Halloween is an exciting time when most children and teens are thinking about costumes, parties, and how much candy they will get. Adults may also be excited about the parties they will attend; parties where alcohol will be served and consumed. However, the most important thing to think about this Halloween is pedestrian safety.
Halloween, according to the National Highway Traffic Safety Administration (NHTSA), is one of the deadliest nights of the year because there are more drunk drivers and pedestrians on the road. Forty-eight percent of fatal crashes in 2012 (latest available statistics) involved drunk drivers. This compares with 31 percent on the average day that year. Further, the NHTSA reports that fatal crashes involving drunk drivers occur three times more often on Halloween than on New Year's Eve.
Couple the inexperience and/or distraction of young people and adults out trick-or-treating with the increase in drunk drivers, and you have the potential for disaster.
Although alcohol was not involved in this 2014 accident, distraction was. A 2-year-old boy was hit and killed by a bus on Halloween in Lake Wales, FL, about 50 miles south of Orlando. According to The Associated Press, the boy got out of his stroller when the man pushing it across the street went to retrieve a dropped cell phone.
Here are some Halloween tips from the CDC (Centers for Disease Control) and SafeKids.org :
- Slow down and be especially alert in residential neighborhoods. Children are excited on Halloween and may move in unpredictable ways.
- Take extra time to look for children at intersections, on medians and on curbs.
- Enter and exit driveways and alleys slowly and carefully.
- Eliminate any distractions inside your car so you can concentrate on the road and your surroundings.
- Drive slowly; anticipate heavy pedestrian traffic, and turn your headlights on earlier in the day to spot children from greater distances.
- Popular trick-or-treating hours are 5:30 p.m. to 9:30 p.m. so be especially alert for children during those hours.
- Be bright at night; Wear retro-reflective tape on costumes and treat buckets to improve visibility to motorists and others.
- Wear disguises that do not obstruct vision, and avoid facemasks.
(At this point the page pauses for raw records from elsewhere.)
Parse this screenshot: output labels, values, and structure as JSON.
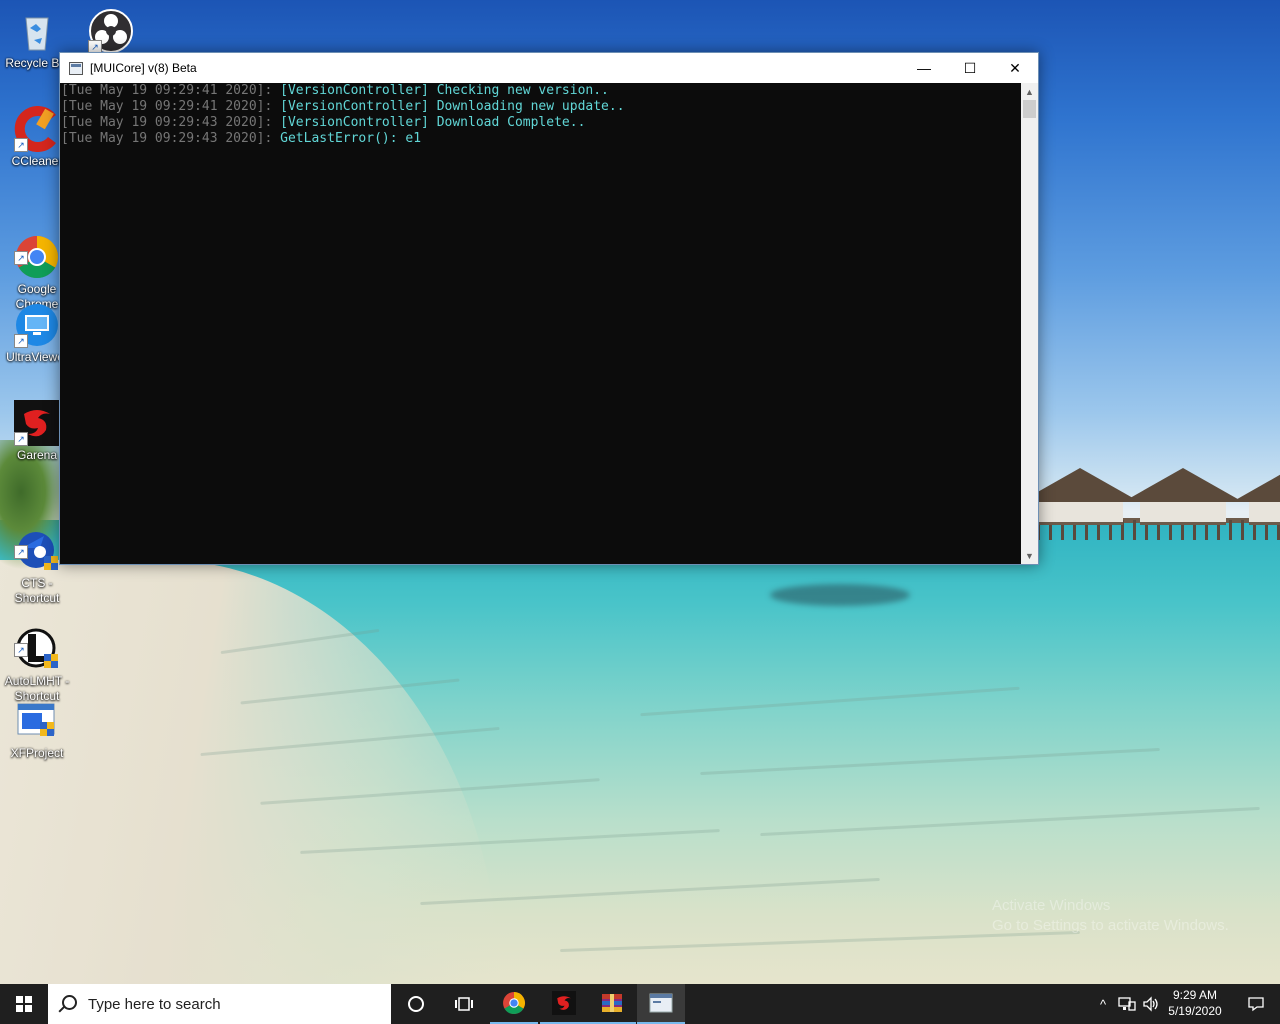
{
  "desktop": {
    "icons": [
      {
        "label": "Recycle Bin",
        "icon": "recycle-bin-icon"
      },
      {
        "label": "",
        "icon": "obs-icon"
      },
      {
        "label": "CCleaner",
        "icon": "ccleaner-icon"
      },
      {
        "label": "Google\nChrome",
        "icon": "chrome-icon"
      },
      {
        "label": "UltraViewer",
        "icon": "ultraviewer-icon"
      },
      {
        "label": "Garena",
        "icon": "garena-icon"
      },
      {
        "label": "CTS -\nShortcut",
        "icon": "cts-icon"
      },
      {
        "label": "AutoLMHT -\nShortcut",
        "icon": "autolmht-icon"
      },
      {
        "label": "XFProject",
        "icon": "xfproject-icon"
      }
    ],
    "watermark_line1": "Activate Windows",
    "watermark_line2": "Go to Settings to activate Windows."
  },
  "window": {
    "title": "[MUICore] v(8) Beta",
    "minimize_glyph": "—",
    "maximize_glyph": "☐",
    "close_glyph": "✕",
    "console_lines": [
      {
        "ts": "[Tue May 19 09:29:41 2020]: ",
        "msg": "[VersionController] Checking new version.."
      },
      {
        "ts": "[Tue May 19 09:29:41 2020]: ",
        "msg": "[VersionController] Downloading new update.."
      },
      {
        "ts": "[Tue May 19 09:29:43 2020]: ",
        "msg": "[VersionController] Download Complete.."
      },
      {
        "ts": "[Tue May 19 09:29:43 2020]: ",
        "msg": "GetLastError(): e1"
      }
    ],
    "colors": {
      "timestamp": "#767676",
      "message": "#61d6d6",
      "background": "#0c0c0c"
    }
  },
  "taskbar": {
    "search_placeholder": "Type here to search",
    "pinned": [
      {
        "name": "cortana-icon"
      },
      {
        "name": "task-view-icon"
      },
      {
        "name": "chrome-icon"
      },
      {
        "name": "garena-icon"
      },
      {
        "name": "winrar-icon"
      },
      {
        "name": "console-app-icon"
      }
    ],
    "tray": {
      "chevron": "^",
      "time": "9:29 AM",
      "date": "5/19/2020"
    },
    "accent": "#76b9ed"
  }
}
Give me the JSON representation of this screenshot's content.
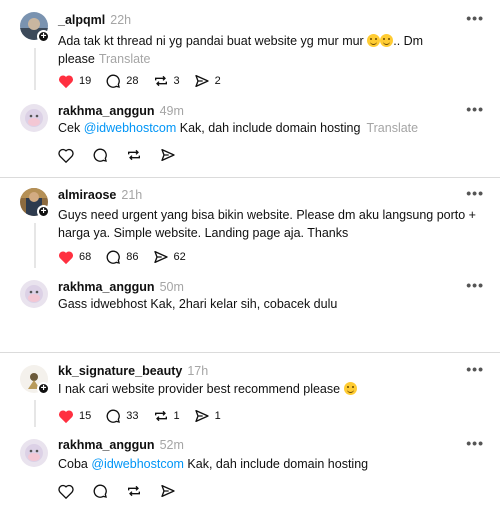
{
  "threads": [
    {
      "post": {
        "username": "_alpqml",
        "time": "22h",
        "text_line1": "Ada tak kt thread ni yg pandai buat website yg mur mur",
        "text_line1_after": ".. Dm",
        "text_line2": "please",
        "translate": "Translate",
        "likes": "19",
        "comments": "28",
        "reposts": "3",
        "shares": "2"
      },
      "reply": {
        "username": "rakhma_anggun",
        "time": "49m",
        "text_before": "Cek ",
        "mention": "@idwebhostcom",
        "text_after": " Kak, dah include domain hosting",
        "translate": "Translate"
      }
    },
    {
      "post": {
        "username": "almiraose",
        "time": "21h",
        "text_line1": "Guys need urgent yang bisa bikin website. Please dm aku langsung porto +",
        "text_line2": "harga ya. Simple website. Landing page aja. Thanks",
        "likes": "68",
        "comments": "86",
        "shares": "62"
      },
      "reply": {
        "username": "rakhma_anggun",
        "time": "50m",
        "text": "Gass idwebhost Kak, 2hari kelar sih, cobacek dulu"
      }
    },
    {
      "post": {
        "username": "kk_signature_beauty",
        "time": "17h",
        "text_line1": "I nak cari website provider best recommend please",
        "likes": "15",
        "comments": "33",
        "reposts": "1",
        "shares": "1"
      },
      "reply": {
        "username": "rakhma_anggun",
        "time": "52m",
        "text_before": "Coba ",
        "mention": "@idwebhostcom",
        "text_after": " Kak, dah include domain hosting"
      }
    }
  ],
  "icons": {
    "like": "heart-icon",
    "comment": "comment-icon",
    "repost": "repost-icon",
    "share": "share-icon",
    "more": "more-icon"
  },
  "colors": {
    "liked": "#ff3040",
    "mention": "#0095f6",
    "muted": "#a5a5a5"
  }
}
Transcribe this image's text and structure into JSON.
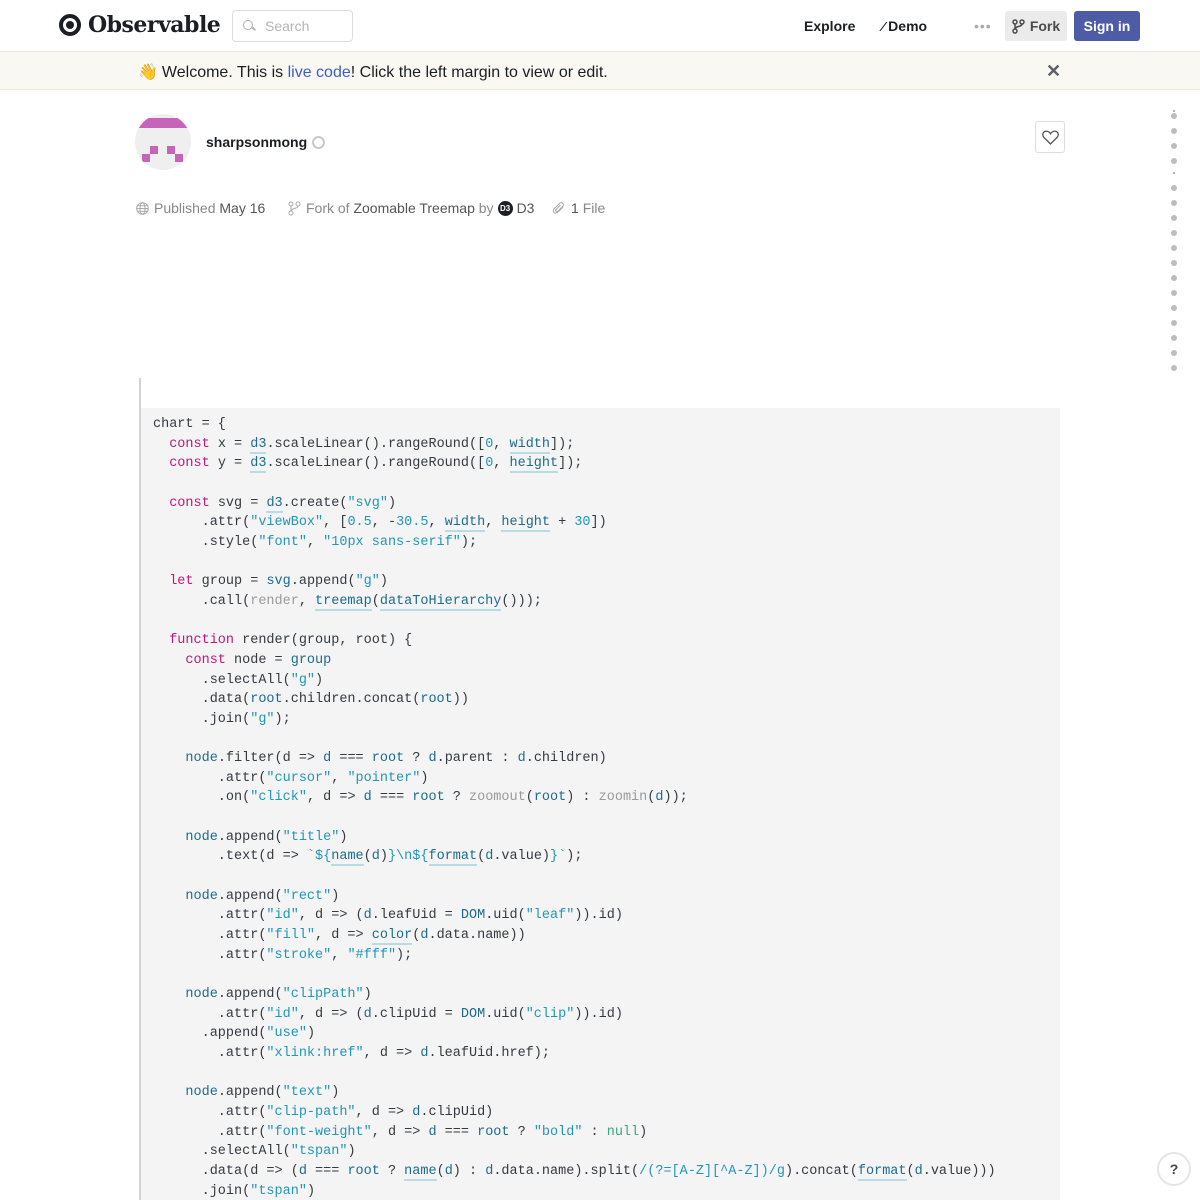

Instead, use nontoxic face paint. Also, watch the length of billowy costumes to help avoid tripping.
- Ensure any props are flexible and blunt-tipped to avoid injury from tripping or horseplay.
- Carry a flashlight containing fresh batteries, and place it facedown in the treat bucket to free up one hand. Never shine it into the eyes of oncoming drivers.
- Stay on sidewalks and avoid walking in streets if possible.
- If there are no sidewalks, walk on the left side of the road, facing traffic.
- Look both ways and listen for traffic before crossing the street.
- Cross streets only at the corner, and never cross between parked vehicles or mid-block.
- Trick-or-treat in a group if someone older cannot go with you.
- Examine all treats for choking hazards and tampering before eating them.
According to the American Academy of Pediatrics:
- To keep homes safe for visiting trick-or-treaters, homeowners should remove from the porch and front yard anything a child could trip over such as garden hoses, toys, bikes and lawn decorations.
- Homeowners should check outdoor lights and replace burned-out bulbs.
- Restrain pets so they do not inadvertently jump on or bite a trick-or-treater.
MADD (Mothers Against Drunk Drivers) recommends that adults "Don't just dress like a Superhero this Halloween, become a Superhero by volunteering to be the non-drinking designated driver."
Because children tend to focus on the excitement of Halloween and forget about safety, it is up to motorists, parents and caregivers, and homeowners to make sure children have a safe and happy Halloween.
"We at Spivey Law Firm, Personal Injury Attorneys, P.A., wish everyone a happy and safe Halloween," said Fort Myers Personal Injury Attorney, Randall Spivey.